---------- Data for this exercise ----------

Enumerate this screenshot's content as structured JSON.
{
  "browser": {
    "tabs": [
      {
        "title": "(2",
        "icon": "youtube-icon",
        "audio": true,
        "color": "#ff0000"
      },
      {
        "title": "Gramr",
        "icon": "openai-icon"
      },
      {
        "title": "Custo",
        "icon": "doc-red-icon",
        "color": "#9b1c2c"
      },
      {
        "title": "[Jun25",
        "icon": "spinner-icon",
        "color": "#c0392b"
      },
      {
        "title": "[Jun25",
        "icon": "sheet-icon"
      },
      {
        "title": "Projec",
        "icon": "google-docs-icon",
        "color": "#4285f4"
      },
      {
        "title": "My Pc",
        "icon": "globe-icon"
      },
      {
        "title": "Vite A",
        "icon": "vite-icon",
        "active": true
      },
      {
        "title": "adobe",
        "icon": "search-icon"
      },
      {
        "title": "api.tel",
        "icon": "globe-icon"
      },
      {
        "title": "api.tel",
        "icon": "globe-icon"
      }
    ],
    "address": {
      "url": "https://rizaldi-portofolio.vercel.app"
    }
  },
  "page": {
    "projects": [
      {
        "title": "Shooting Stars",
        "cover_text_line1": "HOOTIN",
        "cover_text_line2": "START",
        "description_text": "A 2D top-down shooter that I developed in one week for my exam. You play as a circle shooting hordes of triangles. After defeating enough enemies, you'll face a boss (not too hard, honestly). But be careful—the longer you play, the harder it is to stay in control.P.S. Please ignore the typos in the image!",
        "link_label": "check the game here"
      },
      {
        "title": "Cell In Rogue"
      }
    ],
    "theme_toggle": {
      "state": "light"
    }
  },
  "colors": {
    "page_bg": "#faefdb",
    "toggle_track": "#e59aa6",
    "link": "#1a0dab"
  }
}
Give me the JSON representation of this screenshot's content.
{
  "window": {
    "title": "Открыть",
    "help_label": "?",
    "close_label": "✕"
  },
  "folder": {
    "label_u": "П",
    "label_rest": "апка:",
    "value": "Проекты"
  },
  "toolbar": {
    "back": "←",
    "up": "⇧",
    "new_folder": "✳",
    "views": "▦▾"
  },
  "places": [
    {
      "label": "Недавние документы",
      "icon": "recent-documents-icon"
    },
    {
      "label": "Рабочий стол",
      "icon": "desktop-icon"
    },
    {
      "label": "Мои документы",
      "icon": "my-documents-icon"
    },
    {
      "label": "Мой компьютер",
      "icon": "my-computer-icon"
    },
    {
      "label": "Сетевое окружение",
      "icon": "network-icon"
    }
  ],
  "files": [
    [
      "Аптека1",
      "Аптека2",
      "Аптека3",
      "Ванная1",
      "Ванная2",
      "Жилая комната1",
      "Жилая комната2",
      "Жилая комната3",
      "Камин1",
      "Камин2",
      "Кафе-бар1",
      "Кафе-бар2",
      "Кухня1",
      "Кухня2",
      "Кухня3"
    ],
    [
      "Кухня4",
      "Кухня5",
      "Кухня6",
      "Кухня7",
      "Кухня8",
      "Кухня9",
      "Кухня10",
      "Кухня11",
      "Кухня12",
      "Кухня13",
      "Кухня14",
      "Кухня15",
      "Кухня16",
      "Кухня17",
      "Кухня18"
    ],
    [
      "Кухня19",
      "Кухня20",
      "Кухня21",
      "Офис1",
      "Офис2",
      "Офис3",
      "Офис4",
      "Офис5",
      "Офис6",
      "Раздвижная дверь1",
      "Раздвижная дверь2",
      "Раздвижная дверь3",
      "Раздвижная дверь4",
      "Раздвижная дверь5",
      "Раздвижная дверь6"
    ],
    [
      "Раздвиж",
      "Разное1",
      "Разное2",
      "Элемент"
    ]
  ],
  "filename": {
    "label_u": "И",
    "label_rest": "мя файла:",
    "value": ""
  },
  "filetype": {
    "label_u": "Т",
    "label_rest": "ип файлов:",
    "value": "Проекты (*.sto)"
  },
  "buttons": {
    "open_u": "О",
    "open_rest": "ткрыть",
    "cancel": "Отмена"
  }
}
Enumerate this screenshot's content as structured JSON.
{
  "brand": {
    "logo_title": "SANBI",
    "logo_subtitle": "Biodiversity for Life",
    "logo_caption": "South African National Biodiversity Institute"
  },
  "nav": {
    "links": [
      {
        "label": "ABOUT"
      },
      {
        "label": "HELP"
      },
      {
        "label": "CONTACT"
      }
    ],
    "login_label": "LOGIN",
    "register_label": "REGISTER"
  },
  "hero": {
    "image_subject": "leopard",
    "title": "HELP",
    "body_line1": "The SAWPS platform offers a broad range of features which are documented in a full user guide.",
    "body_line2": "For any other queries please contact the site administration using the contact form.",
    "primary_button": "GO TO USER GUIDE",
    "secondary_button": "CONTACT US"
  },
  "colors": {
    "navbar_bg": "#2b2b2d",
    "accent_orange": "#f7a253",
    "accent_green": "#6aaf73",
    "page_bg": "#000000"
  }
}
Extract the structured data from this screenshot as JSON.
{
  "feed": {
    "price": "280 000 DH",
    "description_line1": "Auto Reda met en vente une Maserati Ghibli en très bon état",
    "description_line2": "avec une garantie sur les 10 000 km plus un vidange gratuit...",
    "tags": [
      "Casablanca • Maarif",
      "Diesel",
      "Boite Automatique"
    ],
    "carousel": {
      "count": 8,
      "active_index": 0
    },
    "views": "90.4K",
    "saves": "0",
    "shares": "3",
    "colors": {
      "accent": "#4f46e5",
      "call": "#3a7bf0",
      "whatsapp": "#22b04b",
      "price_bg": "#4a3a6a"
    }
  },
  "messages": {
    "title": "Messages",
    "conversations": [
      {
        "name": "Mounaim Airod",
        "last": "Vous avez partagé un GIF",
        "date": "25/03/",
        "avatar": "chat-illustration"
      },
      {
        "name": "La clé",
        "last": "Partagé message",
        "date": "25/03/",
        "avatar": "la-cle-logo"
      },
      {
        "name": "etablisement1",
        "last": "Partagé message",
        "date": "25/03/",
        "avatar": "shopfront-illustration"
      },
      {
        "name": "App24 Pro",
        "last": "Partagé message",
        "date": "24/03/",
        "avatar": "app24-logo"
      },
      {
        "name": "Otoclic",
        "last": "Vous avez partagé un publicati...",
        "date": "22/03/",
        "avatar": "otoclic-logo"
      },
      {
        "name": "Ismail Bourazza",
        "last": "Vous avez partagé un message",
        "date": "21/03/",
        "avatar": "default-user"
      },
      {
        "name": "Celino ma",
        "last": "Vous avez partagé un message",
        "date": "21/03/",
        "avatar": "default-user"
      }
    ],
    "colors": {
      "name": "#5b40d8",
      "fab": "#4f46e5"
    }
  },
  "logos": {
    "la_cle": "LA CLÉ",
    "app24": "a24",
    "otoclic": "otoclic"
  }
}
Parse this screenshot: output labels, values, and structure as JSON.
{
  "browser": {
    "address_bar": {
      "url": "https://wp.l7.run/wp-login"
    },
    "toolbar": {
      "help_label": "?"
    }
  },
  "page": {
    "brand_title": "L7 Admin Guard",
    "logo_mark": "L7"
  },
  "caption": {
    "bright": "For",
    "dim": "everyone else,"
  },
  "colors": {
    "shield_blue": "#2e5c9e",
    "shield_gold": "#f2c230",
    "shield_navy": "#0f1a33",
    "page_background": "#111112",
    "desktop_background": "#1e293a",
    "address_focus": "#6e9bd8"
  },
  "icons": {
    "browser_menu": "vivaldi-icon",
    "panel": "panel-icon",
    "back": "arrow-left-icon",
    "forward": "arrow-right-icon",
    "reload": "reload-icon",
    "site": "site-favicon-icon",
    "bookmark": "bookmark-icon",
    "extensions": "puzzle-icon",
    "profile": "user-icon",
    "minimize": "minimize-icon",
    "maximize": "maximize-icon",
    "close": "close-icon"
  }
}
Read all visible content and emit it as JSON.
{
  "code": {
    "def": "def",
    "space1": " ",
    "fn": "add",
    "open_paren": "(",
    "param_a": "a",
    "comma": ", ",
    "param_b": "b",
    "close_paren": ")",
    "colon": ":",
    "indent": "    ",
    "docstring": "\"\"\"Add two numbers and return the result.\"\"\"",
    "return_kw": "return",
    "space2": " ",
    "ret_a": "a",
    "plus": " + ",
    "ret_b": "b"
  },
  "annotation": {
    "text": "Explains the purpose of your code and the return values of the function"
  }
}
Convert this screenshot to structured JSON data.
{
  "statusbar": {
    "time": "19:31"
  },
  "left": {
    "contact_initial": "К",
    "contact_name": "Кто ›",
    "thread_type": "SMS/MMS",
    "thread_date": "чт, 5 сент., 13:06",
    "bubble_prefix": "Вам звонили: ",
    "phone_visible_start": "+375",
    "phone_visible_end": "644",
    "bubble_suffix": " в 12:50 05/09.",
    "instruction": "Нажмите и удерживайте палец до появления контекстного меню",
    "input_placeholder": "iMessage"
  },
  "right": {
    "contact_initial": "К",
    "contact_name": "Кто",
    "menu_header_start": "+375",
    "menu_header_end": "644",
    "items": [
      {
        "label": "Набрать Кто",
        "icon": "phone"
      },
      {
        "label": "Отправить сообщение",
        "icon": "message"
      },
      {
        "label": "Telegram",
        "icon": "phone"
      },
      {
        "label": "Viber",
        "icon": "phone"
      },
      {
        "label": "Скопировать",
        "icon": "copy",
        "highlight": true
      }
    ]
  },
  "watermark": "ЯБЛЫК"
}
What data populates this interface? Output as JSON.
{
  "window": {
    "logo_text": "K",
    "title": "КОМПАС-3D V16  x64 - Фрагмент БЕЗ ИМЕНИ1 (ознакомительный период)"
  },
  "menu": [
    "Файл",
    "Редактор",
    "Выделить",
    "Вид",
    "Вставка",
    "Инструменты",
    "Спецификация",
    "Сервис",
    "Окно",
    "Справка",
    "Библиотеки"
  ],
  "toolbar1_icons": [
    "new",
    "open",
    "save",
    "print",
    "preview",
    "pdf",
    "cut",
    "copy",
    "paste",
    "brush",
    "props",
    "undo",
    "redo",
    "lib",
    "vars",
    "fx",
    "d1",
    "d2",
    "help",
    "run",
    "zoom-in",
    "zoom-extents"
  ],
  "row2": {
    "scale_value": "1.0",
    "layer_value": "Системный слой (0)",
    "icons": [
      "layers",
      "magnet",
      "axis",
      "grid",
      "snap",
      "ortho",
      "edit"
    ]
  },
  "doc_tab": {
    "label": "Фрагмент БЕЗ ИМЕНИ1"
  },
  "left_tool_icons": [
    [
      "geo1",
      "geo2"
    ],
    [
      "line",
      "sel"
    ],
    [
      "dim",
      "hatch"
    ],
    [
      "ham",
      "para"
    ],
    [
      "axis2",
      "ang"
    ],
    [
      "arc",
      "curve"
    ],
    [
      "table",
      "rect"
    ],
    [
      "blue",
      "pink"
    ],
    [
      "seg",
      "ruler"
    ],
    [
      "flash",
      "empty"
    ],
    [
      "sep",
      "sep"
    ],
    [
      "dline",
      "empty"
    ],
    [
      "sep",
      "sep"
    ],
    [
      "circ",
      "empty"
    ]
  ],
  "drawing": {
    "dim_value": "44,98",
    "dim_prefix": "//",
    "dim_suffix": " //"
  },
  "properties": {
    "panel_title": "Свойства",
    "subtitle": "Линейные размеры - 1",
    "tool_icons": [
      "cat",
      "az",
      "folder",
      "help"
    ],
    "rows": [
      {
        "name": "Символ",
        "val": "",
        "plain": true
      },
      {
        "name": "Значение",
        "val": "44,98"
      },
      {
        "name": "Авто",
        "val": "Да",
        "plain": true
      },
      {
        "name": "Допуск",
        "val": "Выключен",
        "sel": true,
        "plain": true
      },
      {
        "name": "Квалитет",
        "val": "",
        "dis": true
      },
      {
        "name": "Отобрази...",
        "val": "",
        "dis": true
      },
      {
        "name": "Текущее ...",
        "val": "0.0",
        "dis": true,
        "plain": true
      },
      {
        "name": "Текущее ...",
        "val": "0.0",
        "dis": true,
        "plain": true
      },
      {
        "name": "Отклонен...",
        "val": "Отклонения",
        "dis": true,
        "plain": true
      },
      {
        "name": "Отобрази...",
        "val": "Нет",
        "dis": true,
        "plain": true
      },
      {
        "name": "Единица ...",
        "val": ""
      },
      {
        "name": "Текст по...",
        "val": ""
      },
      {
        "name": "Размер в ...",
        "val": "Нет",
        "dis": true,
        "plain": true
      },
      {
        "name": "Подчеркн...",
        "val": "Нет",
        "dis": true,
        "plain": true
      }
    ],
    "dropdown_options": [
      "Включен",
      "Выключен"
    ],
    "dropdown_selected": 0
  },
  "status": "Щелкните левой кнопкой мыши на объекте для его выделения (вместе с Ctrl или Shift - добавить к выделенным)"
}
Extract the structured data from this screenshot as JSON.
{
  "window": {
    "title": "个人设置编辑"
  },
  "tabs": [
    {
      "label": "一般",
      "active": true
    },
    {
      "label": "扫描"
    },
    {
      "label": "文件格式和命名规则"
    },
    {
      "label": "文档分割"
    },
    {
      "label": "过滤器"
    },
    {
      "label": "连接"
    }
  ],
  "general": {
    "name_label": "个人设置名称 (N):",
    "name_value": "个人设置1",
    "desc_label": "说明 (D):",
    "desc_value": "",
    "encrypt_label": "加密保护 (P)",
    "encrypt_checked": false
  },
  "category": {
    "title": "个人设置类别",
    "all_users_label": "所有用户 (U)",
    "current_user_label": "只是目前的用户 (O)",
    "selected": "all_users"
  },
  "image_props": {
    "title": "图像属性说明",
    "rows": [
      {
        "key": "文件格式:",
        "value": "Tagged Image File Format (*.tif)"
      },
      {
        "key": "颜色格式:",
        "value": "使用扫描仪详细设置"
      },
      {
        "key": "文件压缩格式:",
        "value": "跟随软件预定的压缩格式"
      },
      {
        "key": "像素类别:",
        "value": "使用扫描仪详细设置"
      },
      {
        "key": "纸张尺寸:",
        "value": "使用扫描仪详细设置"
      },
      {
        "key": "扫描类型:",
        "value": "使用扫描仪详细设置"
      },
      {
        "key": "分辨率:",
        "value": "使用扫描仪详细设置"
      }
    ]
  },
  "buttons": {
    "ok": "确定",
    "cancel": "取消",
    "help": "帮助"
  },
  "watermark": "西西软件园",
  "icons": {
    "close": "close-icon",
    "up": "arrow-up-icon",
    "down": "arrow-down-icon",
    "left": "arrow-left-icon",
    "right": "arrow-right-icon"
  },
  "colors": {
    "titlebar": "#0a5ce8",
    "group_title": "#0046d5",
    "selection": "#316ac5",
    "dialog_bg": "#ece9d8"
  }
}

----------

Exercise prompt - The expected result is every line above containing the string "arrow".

Completed exercise -
    "back": "arrow-left-icon",
    "forward": "arrow-right-icon",
    "up": "arrow-up-icon",
    "down": "arrow-down-icon",
    "left": "arrow-left-icon",
    "right": "arrow-right-icon"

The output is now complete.